=== What needs to be done ===
Report each line of the data that includes the word "cidade".

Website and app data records
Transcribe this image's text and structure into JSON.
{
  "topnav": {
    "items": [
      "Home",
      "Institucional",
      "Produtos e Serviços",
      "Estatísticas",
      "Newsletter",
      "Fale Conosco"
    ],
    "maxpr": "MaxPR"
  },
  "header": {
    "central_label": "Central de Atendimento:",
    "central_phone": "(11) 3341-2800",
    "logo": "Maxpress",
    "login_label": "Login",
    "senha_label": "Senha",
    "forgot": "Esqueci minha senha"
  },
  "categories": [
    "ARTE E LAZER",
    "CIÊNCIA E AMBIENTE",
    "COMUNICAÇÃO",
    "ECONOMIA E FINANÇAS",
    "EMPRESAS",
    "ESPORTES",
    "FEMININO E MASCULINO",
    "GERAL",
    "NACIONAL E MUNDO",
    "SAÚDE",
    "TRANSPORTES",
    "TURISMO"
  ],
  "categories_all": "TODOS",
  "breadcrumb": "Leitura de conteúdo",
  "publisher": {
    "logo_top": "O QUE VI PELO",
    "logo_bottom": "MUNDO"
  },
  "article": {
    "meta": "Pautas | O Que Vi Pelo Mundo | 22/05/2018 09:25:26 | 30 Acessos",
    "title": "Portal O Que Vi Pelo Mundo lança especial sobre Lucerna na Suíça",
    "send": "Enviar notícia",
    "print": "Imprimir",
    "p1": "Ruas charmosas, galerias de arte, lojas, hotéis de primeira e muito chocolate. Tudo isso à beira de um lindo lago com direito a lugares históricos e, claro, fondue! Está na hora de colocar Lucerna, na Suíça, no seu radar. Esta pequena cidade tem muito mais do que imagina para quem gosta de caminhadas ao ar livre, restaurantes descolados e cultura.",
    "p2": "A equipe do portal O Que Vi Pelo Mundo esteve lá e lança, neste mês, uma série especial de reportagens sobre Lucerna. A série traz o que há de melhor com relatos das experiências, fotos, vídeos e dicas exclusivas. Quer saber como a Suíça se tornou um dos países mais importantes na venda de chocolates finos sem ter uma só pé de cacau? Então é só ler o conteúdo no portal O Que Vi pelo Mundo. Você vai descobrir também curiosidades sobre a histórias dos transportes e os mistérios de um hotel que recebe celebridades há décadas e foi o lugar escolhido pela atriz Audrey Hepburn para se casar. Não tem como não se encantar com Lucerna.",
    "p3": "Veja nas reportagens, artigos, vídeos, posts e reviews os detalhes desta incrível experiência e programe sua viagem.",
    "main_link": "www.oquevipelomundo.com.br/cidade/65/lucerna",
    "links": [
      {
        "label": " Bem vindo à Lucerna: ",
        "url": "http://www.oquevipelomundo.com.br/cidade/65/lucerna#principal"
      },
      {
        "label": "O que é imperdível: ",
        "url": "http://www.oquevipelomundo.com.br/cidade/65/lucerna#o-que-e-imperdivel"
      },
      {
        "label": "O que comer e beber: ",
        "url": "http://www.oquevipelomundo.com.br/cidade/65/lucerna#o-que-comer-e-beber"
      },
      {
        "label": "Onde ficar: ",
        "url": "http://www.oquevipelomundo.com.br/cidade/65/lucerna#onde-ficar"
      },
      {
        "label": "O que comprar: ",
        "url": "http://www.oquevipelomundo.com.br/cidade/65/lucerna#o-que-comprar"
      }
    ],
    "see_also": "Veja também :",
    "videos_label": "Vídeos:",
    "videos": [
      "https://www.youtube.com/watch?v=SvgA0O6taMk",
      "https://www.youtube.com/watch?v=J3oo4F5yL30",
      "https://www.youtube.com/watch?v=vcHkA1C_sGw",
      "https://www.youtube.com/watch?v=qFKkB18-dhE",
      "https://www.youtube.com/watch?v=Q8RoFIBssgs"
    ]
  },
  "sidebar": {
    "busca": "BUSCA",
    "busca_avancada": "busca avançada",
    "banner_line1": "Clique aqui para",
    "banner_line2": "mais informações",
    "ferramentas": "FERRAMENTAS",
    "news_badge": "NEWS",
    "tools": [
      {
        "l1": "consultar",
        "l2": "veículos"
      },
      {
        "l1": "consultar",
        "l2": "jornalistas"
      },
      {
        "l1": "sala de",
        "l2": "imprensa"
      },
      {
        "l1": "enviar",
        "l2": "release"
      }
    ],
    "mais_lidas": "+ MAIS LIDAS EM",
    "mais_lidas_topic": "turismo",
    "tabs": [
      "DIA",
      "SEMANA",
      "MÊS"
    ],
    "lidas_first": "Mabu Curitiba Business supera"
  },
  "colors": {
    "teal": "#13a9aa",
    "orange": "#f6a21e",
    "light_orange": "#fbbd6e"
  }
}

=== Task result ===
    "p1": "Ruas charmosas, galerias de arte, lojas, hotéis de primeira e muito chocolate. Tudo isso à beira de um lindo lago com direito a lugares históricos e, claro, fondue! Está na hora de colocar Lucerna, na Suíça, no seu radar. Esta pequena cidade tem muito mais do que imagina para quem gosta de caminhadas ao ar livre, restaurantes descolados e cultura.",
    "main_link": "www.oquevipelomundo.com.br/cidade/65/lucerna",
        "url": "http://www.oquevipelomundo.com.br/cidade/65/lucerna#principal"
        "url": "http://www.oquevipelomundo.com.br/cidade/65/lucerna#o-que-e-imperdivel"
        "url": "http://www.oquevipelomundo.com.br/cidade/65/lucerna#o-que-comer-e-beber"
        "url": "http://www.oquevipelomundo.com.br/cidade/65/lucerna#onde-ficar"
        "url": "http://www.oquevipelomundo.com.br/cidade/65/lucerna#o-que-comprar"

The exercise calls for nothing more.